Labyrinthine Bazaar of Isfahan may equal an endless charm for you!

April 28, 2020 - 18:25

TEHRAN - One of Iran’s most historic and fascinating traditional marketplaces, the sprawling covered Bazaar of Isfahan (locally known as Bazaar-e Bozorg) is situated in a city of the same name.

The Bazaar of Isfahan links the UNESCO-registered Imam Square (originally known as Meydan-e Naqsh-e Jahan) with the Jameh Mosque of Isfahan. Its charms may never end for enthusiasts of Persian culture seeing numerous craftspeople boasting skills in the mazing arcades producing handicrafts with copper, woods, ceramics, and wool.

Sometimes called “a city within another”, the bazaar is a maze of lanes, madrasas, caravanserais, and timchehs (domed halls or arcaded centers of a single trade, such as carpet vendors or coppersmiths). It can be entered at dozens of points, but the main entrance is via the Qeysarieh Portal at the northern end of Naqsh-e Jahan Square.

At its busiest in the mornings, the bazaar’s arched passageways are topped by a series of small perforated domes, each spilling shafts of light onto the commerce below. While the oldest parts of the bazaar (those around the mosque) are more than a thousand years old, most of what can be seen today was built during Shah Abbas’ ambitious expansions of the early 1600s.

Cool in summer and warm in winter, it’s easy to lose half a day wandering the bustling lanes of the bazaar, sniffing the heaps of layered spices and dishes of dried dates, watching shoppers finger colored lengths of material, and pausing to admire the rows of red and white teapots in the many crockery shops.

From another point of view, bazaars are also synonyms of foods, with their unmissable colorful stalls of vegetables, herbs, and spices. Yet, most of these ingredients might be mysterious to a foreign eye. Teahouses help punctuate the walk and a traditional restaurant is a perfect place for lunch.

Browsing through a traditional bazaar may provide new experiences and fresh points of view on the ancient land. Such excursion can be made either in person or by “off-the-beaten-track” tours. Not only it's an opportunity to discover dozens of unique local ingredients, but it's also a chance to taste street foods and delicacies, in some traditional bakery known only by locals and shopkeepers.

People watching and even mingling with them in the bazaars is one of the best ways to take the pulse of the country. Bazaars have traditionally been major economic and social centers in any Iranian city.

Soaked in a rich history, Isfahan was once a crossroads of international trade and diplomacy in Iran and now it is one of Iran’s top tourist destinations for good reasons. The city is filled with many architectural wonders such as unmatched Islamic buildings, bazaars, museums, Persian gardens, and tree-lined boulevards.

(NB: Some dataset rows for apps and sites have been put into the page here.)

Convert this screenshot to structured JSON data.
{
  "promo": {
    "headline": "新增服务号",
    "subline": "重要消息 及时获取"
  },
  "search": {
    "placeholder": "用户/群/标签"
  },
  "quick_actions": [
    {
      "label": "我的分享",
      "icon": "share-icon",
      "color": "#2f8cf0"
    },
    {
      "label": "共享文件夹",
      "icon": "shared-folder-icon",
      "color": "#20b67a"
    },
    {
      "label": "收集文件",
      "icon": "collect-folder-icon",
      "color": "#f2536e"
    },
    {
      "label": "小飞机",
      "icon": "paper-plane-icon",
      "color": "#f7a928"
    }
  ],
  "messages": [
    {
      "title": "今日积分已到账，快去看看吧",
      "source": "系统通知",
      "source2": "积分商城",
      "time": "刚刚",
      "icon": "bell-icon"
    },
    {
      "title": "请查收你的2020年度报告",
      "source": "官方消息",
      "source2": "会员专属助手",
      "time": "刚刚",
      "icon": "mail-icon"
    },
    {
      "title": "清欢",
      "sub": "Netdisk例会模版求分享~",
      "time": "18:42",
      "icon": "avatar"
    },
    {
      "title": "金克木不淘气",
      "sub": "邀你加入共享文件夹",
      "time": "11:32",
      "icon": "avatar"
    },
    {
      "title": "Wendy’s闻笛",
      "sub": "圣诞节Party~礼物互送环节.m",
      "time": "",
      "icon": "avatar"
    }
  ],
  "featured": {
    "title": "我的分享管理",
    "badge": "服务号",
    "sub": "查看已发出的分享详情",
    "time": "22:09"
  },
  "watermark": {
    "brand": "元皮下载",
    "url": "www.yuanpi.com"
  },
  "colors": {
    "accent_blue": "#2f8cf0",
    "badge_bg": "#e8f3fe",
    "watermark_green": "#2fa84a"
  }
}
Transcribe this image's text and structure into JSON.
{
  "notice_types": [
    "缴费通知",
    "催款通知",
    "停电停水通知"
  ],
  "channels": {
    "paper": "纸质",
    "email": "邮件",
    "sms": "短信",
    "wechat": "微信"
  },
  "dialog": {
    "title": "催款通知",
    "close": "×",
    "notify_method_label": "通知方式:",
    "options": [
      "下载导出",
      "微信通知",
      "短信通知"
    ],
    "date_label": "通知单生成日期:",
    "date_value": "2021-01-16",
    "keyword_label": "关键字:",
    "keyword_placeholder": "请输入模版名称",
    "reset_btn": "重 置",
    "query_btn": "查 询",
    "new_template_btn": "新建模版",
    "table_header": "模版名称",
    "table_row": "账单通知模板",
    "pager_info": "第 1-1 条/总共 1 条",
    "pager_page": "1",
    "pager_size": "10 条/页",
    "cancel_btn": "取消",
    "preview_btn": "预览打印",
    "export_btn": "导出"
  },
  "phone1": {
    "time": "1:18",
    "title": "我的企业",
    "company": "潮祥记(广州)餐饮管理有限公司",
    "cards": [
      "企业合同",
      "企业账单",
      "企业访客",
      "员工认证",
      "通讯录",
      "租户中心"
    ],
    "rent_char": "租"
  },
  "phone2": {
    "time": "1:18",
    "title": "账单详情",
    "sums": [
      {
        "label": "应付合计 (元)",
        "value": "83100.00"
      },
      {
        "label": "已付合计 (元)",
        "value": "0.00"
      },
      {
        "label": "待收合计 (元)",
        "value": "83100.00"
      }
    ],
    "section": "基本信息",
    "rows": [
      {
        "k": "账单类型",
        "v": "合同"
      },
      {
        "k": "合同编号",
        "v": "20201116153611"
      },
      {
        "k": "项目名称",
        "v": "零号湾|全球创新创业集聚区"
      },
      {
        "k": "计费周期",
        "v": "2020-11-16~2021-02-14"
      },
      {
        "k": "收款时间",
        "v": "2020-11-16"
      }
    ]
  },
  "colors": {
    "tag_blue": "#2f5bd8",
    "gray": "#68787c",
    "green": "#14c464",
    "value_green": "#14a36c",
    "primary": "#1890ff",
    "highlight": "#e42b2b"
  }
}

Many international travelers to the central Iranian city believe that it equals an endless charm by embracing so many diverse monuments, landscapes, and above all; hospitable people. The historical core of Isfahan is a masterpiece of Safavid-era architecture popularly known as “half of the world” meaning seeing it is relevant to seeing the whole world.


Leave a Comment

6 + 12 =